Way Back When
Many franchises run out of steam by the time they reach their third game, but that wasn’t the case for 1996’s Donkey Kong Country 3: Dixie Kong’s Double Trouble! Instead, this final game of Rare’s SNES trilogy was every bit as ambitious and polished as the two games that preceded it, once again changing up the lineup of characters and setting to provide players with a fresh experience within a familiar series. Using the same state-of-the-art Silicon Graphics technology, which allowed Rare to compress 3D models into sprites to give the games a unique visual style, Dixie Kong’s Double Trouble! was a gorgeous, colorful platformer filled to the brim with inventive level design, exceptional music, and compelling gameplay mechanics.
Surprising no one, King K. Rool appeared as the game’s primary antagonist once again, this time having captured both Donkey and Diddy Kong. Dixie Kong and her baby cousin Kiddy Kong were forced to set out on a quest to find the father and son duo and once again take down the crocodilian authoritarian for a third time. Working their way across the fictionalized land known as the Northern Kremisphere, Dixie and Kiddy explored a far more open-ended world map than previous entries by using a variety of vehicles and solving some light puzzles as they sought out the game’s dense forests, oppressive factories, and surreal underwater reefs. All of the franchise staples returned, too, including challenging platforming, animal companions, and plenty of barrel blasting, proving that Rare was aiming to perfect what worked rather than taking huge risks.
This decision to keep things so recognizable was both a blessing and a curse for Dixie Kong’s Double Trouble! Critics praised the game for its fantastic core gameplay and continued dedication to its unparalleled art direction, but there was an identifiable level of burnout among many, especially during a time when new consoles like the Nintendo 64 and PlayStation had released and started to pull attention away from Nintendo’s 16-bit SNES. It ultimately sold 3.5 million copies worldwide, and despite being widely considered the least essential of the original Donkey Kong Country trilogy, it nevertheless offered an incredibly fun time for returning fans and newcomers alike. Sadly, the game marked the end of the franchise for over a decade, though Retro Studios revived it with 2010’s Donkey Kong Country Returns for Wii (and eventually 3DS) and then followed it up with 2014’s Donkey Kong Country: Tropical Freeze for Wii U (and eventually Switch).
Where You Can Play It Now
Looking to jump into the final game of the trilogy right away?
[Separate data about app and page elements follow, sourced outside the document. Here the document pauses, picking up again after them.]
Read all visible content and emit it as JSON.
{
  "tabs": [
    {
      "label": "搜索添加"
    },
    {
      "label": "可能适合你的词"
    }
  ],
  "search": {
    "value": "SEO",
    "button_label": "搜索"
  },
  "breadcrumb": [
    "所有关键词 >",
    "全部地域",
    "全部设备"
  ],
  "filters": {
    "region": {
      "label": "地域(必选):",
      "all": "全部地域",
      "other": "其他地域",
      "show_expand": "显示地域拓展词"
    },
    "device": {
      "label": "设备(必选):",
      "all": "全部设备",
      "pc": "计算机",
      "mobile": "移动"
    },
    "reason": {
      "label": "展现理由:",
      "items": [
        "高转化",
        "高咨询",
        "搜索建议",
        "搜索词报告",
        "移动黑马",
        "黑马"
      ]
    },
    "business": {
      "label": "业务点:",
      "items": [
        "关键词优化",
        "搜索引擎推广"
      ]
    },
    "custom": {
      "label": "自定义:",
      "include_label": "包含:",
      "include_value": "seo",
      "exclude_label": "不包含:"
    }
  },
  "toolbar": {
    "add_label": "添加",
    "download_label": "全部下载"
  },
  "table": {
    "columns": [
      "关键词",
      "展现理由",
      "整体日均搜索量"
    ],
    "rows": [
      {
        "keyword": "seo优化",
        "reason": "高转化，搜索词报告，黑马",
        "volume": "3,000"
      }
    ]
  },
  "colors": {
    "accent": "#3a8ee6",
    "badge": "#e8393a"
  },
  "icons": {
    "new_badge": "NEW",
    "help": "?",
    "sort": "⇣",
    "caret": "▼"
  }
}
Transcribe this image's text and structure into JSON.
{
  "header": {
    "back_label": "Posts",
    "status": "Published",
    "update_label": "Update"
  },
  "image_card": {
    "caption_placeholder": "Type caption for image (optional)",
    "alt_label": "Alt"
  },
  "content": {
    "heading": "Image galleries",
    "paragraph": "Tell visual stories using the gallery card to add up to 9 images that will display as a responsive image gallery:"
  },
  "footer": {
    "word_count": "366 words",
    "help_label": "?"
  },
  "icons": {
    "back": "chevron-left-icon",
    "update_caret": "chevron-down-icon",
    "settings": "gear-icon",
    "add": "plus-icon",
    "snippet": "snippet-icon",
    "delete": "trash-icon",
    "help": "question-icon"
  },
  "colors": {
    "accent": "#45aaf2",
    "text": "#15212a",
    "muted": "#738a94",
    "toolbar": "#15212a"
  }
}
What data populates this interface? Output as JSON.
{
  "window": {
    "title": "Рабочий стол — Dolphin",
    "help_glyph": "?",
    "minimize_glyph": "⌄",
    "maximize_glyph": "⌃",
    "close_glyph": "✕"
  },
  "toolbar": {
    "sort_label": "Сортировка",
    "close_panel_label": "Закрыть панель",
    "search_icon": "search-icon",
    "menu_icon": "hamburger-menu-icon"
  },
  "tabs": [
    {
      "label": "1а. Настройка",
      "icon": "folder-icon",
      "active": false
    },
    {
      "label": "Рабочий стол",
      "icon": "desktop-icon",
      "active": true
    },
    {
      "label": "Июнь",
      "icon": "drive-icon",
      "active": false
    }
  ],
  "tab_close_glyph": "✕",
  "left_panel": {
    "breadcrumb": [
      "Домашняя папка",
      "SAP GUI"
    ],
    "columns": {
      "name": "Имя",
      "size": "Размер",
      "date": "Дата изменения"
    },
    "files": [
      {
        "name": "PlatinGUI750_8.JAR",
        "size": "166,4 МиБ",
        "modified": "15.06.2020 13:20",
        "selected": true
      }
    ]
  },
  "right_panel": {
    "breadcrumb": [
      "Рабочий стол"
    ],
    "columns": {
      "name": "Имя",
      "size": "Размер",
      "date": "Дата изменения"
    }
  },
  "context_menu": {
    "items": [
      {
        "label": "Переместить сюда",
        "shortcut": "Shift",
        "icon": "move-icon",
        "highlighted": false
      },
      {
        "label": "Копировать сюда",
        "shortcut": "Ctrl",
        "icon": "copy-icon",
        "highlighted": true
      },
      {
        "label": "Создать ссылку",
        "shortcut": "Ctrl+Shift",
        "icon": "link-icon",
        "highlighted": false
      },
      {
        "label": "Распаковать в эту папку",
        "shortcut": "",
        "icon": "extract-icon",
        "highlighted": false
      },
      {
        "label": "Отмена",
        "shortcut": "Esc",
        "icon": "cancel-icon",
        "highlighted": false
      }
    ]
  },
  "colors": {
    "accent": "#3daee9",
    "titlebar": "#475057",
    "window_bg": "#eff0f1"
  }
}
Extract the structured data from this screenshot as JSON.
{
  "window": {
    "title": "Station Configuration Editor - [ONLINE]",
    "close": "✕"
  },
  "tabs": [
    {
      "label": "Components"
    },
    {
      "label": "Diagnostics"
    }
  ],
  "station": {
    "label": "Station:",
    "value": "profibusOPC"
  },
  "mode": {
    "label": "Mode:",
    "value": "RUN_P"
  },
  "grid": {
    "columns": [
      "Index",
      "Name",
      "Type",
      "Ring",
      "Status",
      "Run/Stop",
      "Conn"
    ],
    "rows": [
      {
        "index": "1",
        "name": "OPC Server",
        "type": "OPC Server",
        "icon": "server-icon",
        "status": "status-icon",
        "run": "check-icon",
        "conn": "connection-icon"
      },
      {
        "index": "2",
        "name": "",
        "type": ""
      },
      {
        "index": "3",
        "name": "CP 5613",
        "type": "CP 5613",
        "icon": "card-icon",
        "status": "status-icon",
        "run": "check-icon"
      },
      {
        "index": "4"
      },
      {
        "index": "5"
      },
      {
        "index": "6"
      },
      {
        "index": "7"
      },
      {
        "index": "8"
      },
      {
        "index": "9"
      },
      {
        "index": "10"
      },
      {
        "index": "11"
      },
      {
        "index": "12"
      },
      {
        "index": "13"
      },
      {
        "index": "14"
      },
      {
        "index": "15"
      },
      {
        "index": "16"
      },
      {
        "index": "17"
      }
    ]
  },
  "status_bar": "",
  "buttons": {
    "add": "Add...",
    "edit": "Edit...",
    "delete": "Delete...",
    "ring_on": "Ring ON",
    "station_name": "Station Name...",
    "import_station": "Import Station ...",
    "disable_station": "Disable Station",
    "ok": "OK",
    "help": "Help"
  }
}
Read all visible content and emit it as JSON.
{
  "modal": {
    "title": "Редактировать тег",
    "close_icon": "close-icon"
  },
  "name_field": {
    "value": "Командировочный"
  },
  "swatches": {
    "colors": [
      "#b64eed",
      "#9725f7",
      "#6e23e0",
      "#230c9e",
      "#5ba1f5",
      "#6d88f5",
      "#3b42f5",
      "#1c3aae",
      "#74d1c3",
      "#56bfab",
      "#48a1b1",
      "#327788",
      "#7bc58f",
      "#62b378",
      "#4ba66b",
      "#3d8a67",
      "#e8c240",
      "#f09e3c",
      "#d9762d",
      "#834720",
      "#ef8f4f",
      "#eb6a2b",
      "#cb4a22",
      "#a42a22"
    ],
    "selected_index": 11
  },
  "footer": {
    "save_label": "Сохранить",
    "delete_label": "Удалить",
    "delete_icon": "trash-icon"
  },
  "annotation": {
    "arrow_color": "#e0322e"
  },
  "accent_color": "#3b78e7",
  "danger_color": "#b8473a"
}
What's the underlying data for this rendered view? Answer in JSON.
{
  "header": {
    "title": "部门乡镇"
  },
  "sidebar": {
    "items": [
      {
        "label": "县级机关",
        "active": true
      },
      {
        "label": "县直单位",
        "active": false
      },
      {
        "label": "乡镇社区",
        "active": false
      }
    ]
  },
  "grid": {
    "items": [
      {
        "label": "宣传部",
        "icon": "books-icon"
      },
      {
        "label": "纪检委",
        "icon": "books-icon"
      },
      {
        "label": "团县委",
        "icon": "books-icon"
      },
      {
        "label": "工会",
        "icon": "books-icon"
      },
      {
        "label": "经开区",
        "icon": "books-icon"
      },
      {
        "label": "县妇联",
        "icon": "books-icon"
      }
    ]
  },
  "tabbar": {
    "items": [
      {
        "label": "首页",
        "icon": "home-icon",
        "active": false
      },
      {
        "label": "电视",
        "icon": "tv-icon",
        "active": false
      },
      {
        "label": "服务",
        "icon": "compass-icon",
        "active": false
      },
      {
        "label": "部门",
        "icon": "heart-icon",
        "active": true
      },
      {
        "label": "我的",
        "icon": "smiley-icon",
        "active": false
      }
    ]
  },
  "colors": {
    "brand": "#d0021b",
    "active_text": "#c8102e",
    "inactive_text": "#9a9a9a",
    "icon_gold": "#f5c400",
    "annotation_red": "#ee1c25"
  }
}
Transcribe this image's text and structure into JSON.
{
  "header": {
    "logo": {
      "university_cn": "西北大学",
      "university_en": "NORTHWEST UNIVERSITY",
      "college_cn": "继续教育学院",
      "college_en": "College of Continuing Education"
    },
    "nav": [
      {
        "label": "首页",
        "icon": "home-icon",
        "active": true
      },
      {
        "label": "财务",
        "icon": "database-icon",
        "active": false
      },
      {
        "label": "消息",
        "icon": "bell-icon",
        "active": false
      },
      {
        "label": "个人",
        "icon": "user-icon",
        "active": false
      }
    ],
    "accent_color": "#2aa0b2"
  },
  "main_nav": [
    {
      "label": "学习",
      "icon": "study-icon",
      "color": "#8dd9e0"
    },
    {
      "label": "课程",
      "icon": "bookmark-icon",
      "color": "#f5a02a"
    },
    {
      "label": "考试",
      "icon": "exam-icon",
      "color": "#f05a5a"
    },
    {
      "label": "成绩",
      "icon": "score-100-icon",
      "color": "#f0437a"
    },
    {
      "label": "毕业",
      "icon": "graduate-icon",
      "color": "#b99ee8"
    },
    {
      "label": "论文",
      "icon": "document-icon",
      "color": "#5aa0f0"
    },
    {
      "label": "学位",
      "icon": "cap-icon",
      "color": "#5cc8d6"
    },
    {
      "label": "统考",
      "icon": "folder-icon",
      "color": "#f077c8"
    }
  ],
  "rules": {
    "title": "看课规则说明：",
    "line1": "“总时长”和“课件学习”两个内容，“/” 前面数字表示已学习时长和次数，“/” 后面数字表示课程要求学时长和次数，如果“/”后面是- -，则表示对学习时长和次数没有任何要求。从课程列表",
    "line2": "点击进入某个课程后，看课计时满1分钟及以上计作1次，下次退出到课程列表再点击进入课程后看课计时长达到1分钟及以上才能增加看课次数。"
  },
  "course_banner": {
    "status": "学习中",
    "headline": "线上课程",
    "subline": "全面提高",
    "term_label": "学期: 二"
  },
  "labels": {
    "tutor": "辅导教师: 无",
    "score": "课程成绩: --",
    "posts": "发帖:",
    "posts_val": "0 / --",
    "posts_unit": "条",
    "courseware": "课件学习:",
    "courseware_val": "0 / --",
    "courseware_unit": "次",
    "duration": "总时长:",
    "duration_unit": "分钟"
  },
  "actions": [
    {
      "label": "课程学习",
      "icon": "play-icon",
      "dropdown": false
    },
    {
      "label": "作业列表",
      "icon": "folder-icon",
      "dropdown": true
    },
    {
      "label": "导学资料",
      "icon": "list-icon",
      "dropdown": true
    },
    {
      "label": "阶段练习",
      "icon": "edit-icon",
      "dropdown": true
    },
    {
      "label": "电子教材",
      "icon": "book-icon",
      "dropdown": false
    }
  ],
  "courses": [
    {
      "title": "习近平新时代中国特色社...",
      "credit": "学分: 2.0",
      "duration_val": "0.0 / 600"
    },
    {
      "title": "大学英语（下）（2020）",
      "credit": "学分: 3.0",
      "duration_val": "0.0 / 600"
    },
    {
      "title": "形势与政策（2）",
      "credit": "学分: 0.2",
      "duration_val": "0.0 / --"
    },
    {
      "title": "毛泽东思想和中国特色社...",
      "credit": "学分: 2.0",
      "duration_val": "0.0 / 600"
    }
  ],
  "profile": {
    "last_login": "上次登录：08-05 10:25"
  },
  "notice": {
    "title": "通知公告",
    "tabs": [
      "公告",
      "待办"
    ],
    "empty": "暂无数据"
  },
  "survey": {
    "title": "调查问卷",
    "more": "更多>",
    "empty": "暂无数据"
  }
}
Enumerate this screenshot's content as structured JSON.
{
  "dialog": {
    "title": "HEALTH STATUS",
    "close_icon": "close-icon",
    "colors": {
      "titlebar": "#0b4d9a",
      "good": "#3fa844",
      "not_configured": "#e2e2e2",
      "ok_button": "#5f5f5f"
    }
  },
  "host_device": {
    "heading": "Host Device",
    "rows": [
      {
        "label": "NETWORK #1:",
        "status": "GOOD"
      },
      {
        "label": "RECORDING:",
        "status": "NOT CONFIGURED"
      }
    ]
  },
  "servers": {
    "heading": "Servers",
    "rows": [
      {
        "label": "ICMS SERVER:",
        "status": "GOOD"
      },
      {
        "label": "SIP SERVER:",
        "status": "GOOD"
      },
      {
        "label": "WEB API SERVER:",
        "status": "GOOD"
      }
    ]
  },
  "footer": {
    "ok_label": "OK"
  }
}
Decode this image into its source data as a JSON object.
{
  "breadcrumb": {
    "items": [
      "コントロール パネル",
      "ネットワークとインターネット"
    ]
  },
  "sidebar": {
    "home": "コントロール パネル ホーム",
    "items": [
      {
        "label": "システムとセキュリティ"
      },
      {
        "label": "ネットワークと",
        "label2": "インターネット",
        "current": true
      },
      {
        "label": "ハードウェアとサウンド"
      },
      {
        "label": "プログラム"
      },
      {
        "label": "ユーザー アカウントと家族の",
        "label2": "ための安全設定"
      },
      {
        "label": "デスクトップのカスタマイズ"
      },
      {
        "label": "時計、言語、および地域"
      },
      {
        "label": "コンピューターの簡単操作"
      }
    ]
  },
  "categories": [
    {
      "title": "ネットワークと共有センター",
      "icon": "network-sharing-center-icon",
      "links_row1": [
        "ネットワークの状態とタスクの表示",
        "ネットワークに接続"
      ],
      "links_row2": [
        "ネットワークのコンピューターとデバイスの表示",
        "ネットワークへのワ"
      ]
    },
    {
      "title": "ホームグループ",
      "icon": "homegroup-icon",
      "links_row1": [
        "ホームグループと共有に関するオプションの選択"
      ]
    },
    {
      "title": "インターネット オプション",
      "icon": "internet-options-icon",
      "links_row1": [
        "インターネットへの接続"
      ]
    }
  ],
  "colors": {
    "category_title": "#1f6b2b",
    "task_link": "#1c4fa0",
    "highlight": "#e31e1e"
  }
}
You’ve got a few options, but if you’re wanting to be as efficient as possible, you’ll probably want to give it a go via the Nintendo Switch Online service. It’s worth noting, though, that the subscription costs $3.99 a month or $19.99 a year.
Here’s the modern platforms on which you can access Donkey Kong Country 3: Dixie Kong’s Double Trouble!:
- Wii U (Virtual Console)
- New Nintendo 3DS (Virtual Console)
- Nintendo Switch (via Nintendo Switch Online membership)
Both Donkey Kong Country and Donkey Kong Country 2: Diddy’s Kong Quest are also available on all of those same platforms. Finishing up all three of the SNES games is likely to work up your appetite for more, too, so you’ll want to look into the rest of the series. You can do so by tracking down Donkey Kong Country Returns (Wii, 3DS) and Donkey Kong Country: Tropical Freeze (Wii U, Switch) to see the franchise through. Sadly, that marks the end of the road, but hopefully we’ll hear more about a new game in the near future.